In a throwback to a time when the coronavirus didn't dominate absolutely everything, Sir Keir Starmer has won the Labour leadership contest and has become leader of the opposition.
Succeeding Jeremy Corbyn after the disastrous defeat of the 2019, Starmer takes the reins of a party facing years out of government and wracked by infighting among the various factions that make up the broad church of Labour.
One of his first tasks as Labour leader will be to reunite a party which is fractured and unsure of what direction it ought to be going in to best challenge Boris Johnson and the Conservatives, so how will Sir Keir do?
Given the scale of his leadership victory, early indications are that Starmer will have the support necessary to reshape the party in his own image and conduct his own brand of reconciliation.
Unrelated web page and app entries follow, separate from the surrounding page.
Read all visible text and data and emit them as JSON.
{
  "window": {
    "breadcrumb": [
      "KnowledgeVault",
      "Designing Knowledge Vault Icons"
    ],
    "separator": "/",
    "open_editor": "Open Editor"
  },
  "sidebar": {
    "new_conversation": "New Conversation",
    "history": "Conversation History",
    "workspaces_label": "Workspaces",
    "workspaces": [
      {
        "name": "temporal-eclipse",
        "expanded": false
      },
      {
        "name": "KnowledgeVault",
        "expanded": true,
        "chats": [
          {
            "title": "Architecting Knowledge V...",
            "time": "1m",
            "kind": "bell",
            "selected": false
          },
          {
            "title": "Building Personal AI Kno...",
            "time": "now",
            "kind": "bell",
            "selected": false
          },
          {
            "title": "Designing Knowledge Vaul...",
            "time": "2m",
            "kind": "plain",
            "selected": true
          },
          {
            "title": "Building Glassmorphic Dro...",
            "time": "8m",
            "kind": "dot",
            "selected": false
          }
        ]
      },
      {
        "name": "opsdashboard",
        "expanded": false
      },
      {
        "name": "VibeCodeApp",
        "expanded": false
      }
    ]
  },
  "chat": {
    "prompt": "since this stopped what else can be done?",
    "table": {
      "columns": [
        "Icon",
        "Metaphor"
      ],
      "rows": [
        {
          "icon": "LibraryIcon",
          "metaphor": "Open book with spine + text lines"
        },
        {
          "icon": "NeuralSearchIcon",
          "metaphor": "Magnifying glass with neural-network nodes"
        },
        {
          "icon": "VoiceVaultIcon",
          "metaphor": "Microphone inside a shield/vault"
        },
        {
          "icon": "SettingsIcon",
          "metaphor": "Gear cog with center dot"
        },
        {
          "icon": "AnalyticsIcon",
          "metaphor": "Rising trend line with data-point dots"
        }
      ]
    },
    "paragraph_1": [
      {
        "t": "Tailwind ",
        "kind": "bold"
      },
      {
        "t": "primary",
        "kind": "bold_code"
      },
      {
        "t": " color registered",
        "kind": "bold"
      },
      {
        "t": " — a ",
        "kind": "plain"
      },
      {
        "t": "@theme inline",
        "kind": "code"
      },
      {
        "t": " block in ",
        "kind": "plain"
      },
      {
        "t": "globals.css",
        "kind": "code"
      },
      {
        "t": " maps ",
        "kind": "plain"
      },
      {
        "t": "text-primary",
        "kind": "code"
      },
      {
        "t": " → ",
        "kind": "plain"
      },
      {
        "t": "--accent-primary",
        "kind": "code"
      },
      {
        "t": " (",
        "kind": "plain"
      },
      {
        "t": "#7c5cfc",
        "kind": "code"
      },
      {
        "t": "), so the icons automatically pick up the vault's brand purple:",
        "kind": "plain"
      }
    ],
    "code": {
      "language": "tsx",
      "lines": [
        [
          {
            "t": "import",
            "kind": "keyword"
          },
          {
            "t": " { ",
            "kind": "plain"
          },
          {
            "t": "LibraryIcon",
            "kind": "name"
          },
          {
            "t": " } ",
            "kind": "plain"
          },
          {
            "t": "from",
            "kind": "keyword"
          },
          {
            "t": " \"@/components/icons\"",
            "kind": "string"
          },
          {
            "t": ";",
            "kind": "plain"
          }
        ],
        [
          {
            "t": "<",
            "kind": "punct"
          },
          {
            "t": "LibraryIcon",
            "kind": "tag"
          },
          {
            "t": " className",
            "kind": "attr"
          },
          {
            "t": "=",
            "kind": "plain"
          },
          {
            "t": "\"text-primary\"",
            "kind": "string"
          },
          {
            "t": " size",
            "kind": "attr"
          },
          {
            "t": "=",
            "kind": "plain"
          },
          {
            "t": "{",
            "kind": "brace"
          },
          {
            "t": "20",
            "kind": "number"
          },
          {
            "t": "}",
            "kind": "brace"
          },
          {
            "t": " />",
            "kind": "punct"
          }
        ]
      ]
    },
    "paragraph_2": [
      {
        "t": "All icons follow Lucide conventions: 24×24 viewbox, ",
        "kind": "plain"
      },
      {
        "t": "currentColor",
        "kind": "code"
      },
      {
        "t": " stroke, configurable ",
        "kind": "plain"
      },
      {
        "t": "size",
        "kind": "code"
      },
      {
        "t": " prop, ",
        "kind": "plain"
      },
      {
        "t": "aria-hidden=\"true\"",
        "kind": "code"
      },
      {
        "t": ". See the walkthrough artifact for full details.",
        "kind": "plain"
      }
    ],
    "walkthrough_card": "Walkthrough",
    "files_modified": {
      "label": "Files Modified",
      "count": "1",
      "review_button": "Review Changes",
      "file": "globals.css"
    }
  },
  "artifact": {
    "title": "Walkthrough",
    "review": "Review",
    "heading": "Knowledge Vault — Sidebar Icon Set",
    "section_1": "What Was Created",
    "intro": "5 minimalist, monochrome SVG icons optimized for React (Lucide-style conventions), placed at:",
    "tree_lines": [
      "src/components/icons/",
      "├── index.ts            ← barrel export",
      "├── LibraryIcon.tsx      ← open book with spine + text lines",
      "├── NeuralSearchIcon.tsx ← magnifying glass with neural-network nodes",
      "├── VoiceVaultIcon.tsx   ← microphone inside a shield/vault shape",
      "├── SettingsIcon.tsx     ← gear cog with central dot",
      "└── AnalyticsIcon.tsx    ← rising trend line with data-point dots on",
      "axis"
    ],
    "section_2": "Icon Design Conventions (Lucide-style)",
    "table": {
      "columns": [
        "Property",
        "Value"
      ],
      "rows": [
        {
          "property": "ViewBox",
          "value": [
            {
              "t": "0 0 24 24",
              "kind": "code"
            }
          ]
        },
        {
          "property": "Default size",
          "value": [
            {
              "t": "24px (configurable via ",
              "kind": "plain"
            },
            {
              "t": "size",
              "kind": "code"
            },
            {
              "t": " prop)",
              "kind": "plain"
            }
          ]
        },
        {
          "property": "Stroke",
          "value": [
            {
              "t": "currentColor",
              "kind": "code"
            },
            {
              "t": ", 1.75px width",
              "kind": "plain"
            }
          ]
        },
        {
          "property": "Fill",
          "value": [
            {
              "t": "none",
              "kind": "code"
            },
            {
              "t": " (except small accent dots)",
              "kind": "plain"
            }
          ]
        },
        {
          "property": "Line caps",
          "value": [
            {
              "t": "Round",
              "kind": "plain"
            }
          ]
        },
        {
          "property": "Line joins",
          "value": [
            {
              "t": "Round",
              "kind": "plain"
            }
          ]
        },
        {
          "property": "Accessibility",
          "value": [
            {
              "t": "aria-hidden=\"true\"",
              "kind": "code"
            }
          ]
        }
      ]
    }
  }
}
He won more than twice the number of votes as his closest leadership rival Rebecca Long-Bailey, who Starmer has now named as his shadow education secretary.
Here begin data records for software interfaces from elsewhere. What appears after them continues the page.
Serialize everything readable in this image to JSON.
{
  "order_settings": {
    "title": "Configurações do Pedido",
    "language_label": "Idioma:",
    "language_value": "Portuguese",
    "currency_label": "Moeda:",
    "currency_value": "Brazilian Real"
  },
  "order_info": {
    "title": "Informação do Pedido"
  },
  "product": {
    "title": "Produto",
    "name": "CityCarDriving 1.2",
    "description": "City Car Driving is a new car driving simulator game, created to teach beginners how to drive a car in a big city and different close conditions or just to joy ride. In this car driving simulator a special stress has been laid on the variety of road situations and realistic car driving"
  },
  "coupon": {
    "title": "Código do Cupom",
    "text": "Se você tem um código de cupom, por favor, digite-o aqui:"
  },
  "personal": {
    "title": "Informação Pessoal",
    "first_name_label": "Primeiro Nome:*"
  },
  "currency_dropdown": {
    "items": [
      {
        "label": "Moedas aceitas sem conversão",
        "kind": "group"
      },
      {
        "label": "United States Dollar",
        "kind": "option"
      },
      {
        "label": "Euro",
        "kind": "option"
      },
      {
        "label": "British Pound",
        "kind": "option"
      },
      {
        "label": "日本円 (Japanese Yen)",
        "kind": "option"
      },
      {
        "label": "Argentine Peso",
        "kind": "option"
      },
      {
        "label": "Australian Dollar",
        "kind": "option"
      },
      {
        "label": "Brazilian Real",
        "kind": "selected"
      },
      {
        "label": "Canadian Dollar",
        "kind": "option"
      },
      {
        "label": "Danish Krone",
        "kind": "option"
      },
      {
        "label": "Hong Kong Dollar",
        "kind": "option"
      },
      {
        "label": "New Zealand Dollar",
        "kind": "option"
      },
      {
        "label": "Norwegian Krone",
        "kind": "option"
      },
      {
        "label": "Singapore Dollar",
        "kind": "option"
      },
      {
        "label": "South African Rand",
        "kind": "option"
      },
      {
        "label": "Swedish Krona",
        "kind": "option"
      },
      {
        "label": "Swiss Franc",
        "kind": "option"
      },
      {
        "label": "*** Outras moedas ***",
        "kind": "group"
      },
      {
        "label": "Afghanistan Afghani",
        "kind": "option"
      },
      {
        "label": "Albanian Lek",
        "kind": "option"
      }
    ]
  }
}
The Guardian reports that Starmer has a "huge and powerful mandate" to lead Labour as he likes rather than being subject to the various factions in the party.
His shadow cabinet has seen some of his leadership rivals appointed to important positions and is generally seen as one which has been stacked with "soft left" Labour figures who have stayed out of the infighting of Corbyn's time as leader.
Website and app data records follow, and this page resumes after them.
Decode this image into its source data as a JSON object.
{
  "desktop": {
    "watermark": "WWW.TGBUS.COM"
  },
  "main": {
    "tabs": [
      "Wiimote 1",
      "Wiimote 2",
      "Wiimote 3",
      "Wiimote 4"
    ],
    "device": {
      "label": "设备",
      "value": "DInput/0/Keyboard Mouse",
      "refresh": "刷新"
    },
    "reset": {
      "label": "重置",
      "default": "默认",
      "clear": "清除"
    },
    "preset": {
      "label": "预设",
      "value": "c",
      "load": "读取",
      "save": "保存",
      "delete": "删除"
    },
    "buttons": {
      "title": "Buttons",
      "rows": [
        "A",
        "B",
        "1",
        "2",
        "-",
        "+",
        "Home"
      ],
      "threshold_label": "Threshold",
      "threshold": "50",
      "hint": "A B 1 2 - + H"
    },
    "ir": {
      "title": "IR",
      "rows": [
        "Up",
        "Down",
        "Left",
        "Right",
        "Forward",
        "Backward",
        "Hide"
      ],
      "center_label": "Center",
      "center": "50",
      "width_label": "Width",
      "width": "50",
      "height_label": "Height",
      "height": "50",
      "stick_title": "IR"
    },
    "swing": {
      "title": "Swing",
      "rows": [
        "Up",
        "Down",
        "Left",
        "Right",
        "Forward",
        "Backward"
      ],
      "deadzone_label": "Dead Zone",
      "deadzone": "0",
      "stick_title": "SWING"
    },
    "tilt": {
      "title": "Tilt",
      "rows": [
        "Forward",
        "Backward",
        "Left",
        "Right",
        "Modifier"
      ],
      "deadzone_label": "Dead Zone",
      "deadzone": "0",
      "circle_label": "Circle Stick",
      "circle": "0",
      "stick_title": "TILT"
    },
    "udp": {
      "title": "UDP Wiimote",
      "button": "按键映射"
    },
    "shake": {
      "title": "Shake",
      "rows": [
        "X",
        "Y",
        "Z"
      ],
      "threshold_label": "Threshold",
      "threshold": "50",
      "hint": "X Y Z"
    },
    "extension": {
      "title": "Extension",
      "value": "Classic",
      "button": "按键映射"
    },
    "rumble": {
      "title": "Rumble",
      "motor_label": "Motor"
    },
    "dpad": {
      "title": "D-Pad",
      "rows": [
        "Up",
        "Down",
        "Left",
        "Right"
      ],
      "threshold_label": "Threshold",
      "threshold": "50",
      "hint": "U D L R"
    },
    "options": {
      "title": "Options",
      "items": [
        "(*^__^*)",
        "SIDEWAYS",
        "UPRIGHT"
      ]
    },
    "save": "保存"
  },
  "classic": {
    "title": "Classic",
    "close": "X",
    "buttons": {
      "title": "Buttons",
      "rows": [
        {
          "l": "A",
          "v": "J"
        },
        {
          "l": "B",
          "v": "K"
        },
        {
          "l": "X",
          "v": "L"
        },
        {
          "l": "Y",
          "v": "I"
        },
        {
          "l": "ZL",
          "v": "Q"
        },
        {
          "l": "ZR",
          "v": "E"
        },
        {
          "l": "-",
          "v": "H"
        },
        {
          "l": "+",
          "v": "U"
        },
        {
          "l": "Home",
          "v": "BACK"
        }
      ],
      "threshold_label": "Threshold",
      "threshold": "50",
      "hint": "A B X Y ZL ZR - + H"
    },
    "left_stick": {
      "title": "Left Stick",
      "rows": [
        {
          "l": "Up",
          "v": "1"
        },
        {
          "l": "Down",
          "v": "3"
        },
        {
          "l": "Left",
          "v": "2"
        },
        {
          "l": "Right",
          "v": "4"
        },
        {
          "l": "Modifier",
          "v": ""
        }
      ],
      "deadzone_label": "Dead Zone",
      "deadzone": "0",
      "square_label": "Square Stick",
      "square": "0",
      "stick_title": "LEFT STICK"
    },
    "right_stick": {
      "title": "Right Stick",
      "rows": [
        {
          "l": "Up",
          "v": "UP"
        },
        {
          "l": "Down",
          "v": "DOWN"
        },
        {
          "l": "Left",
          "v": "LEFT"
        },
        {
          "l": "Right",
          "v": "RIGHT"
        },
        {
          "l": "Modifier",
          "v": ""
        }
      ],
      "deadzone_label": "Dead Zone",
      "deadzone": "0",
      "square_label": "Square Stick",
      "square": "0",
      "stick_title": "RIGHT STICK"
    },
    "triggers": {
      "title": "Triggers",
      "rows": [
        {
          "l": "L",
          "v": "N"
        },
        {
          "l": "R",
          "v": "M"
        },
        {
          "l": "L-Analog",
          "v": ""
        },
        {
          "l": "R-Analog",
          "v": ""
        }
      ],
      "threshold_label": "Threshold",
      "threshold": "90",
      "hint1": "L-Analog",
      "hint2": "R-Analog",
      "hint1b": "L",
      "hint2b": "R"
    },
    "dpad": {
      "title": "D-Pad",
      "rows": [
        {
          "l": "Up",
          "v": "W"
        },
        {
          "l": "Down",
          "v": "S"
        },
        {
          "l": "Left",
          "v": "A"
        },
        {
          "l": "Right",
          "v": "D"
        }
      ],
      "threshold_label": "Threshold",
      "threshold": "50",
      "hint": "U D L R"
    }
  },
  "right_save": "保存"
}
It's the sort of shadow cabinet which will attract many on the left, not leaning too far into socialism or centrism to turn off the other side and instead being planted firmly in the social democracy which is the heart of Labour.
Corbyn was able to retool Labour into something closer to what he wanted due to significant support from the party membership, with a similar mandate Starmer can do the same. How he does in these early stages could determine whether the electorate backs Labour to return to government at the next general election.
The Counter Claim:
While Starmer would prefer to spend his time holding the Tories to account he will still have to contend with unhappy elements within Labour who supported Corbyn and are disgruntled that their guy is gone.
While every candidate for leadership disavowed the tag of "Corbyn continuity candidate" it was a label that was never attributed to Starmer, who resigned from the shadow cabinet in 2016 to protest against his predecessor as part of a failed attempt to change the party leadership.
Starmer also butted heads with Corbyn over Labour's Brexit policy, with the new leader spending the majority of his time in Corbyn's team as shadow Brexit secretary.
Momentum, the campaign group which is seen as overwhelmingly pro-Corbyn, has said they will "hold Keir Starmer to account" and reminded the new Labour leader there are elements of the party which will be watching him with interest.
It's a sign that Starmer's election as Labour leader doesn't mean everyone will fall into step behind him. Factions with their own causes will still try to steer the party in their preferred direction and Starmer will have to contend with a disgruntled group which now wields less influence than it used to.
Starmer was voted in as Labour leader with 56.2 per cent of the vote, with Long-Bailey winning 27.6 per cent and Lisa Nandy receiving 16.2 per cent.
He was voted in on the first round of the contest, having received the backing of over half of Labour's party members, registered supporters and affiliated supporters.
Long-Bailey will be the shadow education secretary while Nandy has been made shadow foreign secretary.
Among those who make up the shadow cabinet is former Labour leader Ed Miliband, who contested the 2015 general election and has returned to Labour's front bench as shadow business secretary.
The next general election is scheduled for the end of 2024, by which time Labour will have been out of power for more than 14 years, having lost four general elections and faced at least three Conservative prime ministers in office.